But with the cost of living being what it is, it seems almost inconceivable to do without that second income. Or does it?
Consider the costs of being a working mother and you might find that the amount
you save by staying at home would offset some of the more significant payments
you are making each month.
Take a fictitious middle- class South African family living in a R1.5-million home
in Kyalami Downs estate, north of Johannesburg: Mrs Khumalo is a 33-year-old
mother of three-year-old Kelly and 18-month-old Paul. Kelly is at a crèche 5km
from the Khumalo home and Paul is due to start there from next year.
He stays at home with his nanny.
If Mrs Khumalo gave up her job as a personal banker at one of the big four local banks,
she would forfeit her R243000 annual salary, from which she brings home R14395
each month after tax, pension, UIF and union contributions.
This works out to R719.75 a day if she works 20 days a month. Her husband,

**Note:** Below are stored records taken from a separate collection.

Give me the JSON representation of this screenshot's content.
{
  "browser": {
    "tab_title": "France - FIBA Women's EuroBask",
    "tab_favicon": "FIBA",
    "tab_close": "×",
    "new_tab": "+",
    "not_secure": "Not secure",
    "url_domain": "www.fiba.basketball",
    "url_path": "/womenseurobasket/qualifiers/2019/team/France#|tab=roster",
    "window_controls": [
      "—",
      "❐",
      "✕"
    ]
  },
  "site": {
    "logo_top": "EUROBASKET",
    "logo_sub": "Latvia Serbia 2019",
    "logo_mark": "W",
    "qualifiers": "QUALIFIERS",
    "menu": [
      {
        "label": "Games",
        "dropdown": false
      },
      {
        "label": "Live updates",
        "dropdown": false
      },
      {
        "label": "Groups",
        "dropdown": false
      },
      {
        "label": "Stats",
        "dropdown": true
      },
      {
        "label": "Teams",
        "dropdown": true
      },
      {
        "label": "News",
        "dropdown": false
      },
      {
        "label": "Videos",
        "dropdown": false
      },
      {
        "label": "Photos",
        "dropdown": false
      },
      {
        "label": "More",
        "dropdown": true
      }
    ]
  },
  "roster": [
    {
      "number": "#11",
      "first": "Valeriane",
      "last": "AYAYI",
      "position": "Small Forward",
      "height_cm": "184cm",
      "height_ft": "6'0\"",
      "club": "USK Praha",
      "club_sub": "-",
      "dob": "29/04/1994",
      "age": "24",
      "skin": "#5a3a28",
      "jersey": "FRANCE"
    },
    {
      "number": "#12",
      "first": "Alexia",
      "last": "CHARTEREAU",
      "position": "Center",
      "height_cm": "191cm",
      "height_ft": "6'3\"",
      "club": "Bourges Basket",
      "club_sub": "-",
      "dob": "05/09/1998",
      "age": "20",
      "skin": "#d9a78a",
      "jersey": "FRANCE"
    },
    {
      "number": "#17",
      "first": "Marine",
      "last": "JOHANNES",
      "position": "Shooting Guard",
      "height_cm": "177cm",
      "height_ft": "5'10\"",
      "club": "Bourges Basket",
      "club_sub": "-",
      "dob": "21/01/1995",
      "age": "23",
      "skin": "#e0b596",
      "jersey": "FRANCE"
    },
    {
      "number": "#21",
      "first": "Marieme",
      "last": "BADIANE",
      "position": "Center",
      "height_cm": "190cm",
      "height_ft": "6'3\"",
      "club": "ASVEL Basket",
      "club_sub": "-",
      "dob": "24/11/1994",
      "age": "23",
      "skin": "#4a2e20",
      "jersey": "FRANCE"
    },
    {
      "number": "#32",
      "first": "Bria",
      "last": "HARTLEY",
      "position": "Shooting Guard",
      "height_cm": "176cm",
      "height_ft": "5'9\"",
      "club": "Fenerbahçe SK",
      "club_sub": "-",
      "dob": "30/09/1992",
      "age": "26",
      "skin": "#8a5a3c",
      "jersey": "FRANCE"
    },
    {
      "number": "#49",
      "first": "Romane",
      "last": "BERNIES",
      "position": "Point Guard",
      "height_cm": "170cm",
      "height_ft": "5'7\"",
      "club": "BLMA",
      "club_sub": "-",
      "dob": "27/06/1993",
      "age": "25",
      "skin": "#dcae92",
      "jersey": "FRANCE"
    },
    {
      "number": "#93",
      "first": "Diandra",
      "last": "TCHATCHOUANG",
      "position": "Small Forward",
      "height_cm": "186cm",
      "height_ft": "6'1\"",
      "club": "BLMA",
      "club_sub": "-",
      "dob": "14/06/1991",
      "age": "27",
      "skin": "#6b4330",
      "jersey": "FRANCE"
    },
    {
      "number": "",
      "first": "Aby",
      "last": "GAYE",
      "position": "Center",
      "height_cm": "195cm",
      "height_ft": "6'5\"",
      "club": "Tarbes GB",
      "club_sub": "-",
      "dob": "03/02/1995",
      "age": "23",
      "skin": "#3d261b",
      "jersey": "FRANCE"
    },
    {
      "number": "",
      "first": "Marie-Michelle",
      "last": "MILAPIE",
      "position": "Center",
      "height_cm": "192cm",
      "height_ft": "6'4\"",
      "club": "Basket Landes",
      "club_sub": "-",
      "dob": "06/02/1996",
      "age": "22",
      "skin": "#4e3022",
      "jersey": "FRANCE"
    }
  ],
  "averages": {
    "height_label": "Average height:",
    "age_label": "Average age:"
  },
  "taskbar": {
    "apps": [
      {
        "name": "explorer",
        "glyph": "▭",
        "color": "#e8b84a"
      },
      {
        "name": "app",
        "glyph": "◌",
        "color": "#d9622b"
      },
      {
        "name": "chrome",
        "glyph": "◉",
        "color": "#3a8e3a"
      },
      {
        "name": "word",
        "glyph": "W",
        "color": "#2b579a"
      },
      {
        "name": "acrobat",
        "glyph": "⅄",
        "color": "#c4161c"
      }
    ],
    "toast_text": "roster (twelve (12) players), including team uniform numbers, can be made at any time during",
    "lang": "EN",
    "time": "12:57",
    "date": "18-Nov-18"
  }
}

an accountant, covers the medical-aid bills for the entire family.
Because the Khumalos leave for work at 7.45am, their nanny, Joyce Nxumalo,
lives in and sees Kelly off in the morning with a child taxi service at 8.15am.
She takes care of Paul and is there to welcome Kelly home after school,
feed her lunch and settle her down for a nap in the afternoon. She then
bathes the children and feeds them supper.
Mrs Khumalo is usually home from by 5.15pm and her husband usually
follows at between 5.30 and 6pm.
By forfeiting Mrs Khumalo’s income, the family would save on the following:
- The School Link taxi service that takes Kelly to and from school costs R1500 a month.
- Were Mrs Khumalo to take her daughter to school herself and fetch her each day,
- she would drive 10km a day, or 200km a month. She has a 1.4litre, R150000
- Honda Jazz. With her car using 7.7litres per 100km, this would cost her R145
- a month with petrol at its current price of R9.42/litre. The taxi service therefore
- has an opportunity cost of R1355 a month.
- The nanny gets a salary of R3000 a month. If Mrs Khumalo were to give up work,
- she would assume all of these duties.
- The bank requires that Mrs Khumalo look presentable, and she has her hair done
- once a week at a cost of R150, totalling R600 a month. She would still have her hair
- done if she gave up her job, but probably only twice a month. It therefore costs
- her R300 a month in salon fees. She has two manicures a month at R70 a time,
- costing her R140 a month. It’s an indulgence she would be happy to cut out
- altogether if she stopped working.
- Clothing and make-up for work add up to around R500 a month. This figure could
- be halved if she gave up her job.
- One night a week, the Khumalos treat themselves and the children to a take-away
- dinner costing R150. The Khumalos both have a long day at work, and this
- indulgence means neither of them has to cook dinner. This R600 a month would
- fall away if she stayed at home.
- Mrs Khumalo has a subsidised canteen lunch costing R25 a day, or R500 a month.
- If she made her own lunch at home, it would probably cost her half of that. This is an
- added cost of R250 a month.
- Her 30km/day travel to and from work add up to 600km a month and cost her in the region of
- R435 a month.
Her job is therefore costing her about R6330 a month, making her real salary closer to R8065
or R403 a day.
It’s worth doing the sums if you are a working mom who longs to be at home.
But there are some other costs that you need to make sure are paid if you
decide to clear your desk for good.
You need to set up a pension scheme – ideally comparable to the one you
have, including paying in any additional amounts the company pays into the
scheme for you – and you should consider life insurance. Many couples only
insure the breadwinner of the family, but all the costs of child transport,
a nanny and/or aftercare at school will suddenly become payable should
something happen to the stay-at-home mom.
Lenerd Louw, CEO of direct life investment company Frank.net, says
stay-at-home parents perform on average 94.4 hours of “work” each week,
work that would suddenly need to be paid for if something were to happen
to the homemaker.
There are also the fixed costs of car repayments and insurance to take
into account, unless you are able to dispose of the second car altogether –
an unlikely option for a middle-class South African family.
A good idea would be to try to live on one salary, factoring in all the
costs and benefits you would accrue if you did leave. For many
mothers, though, the potential financial hardship of losing a
second income is preferable to missing out on the big moments
of their child’s development.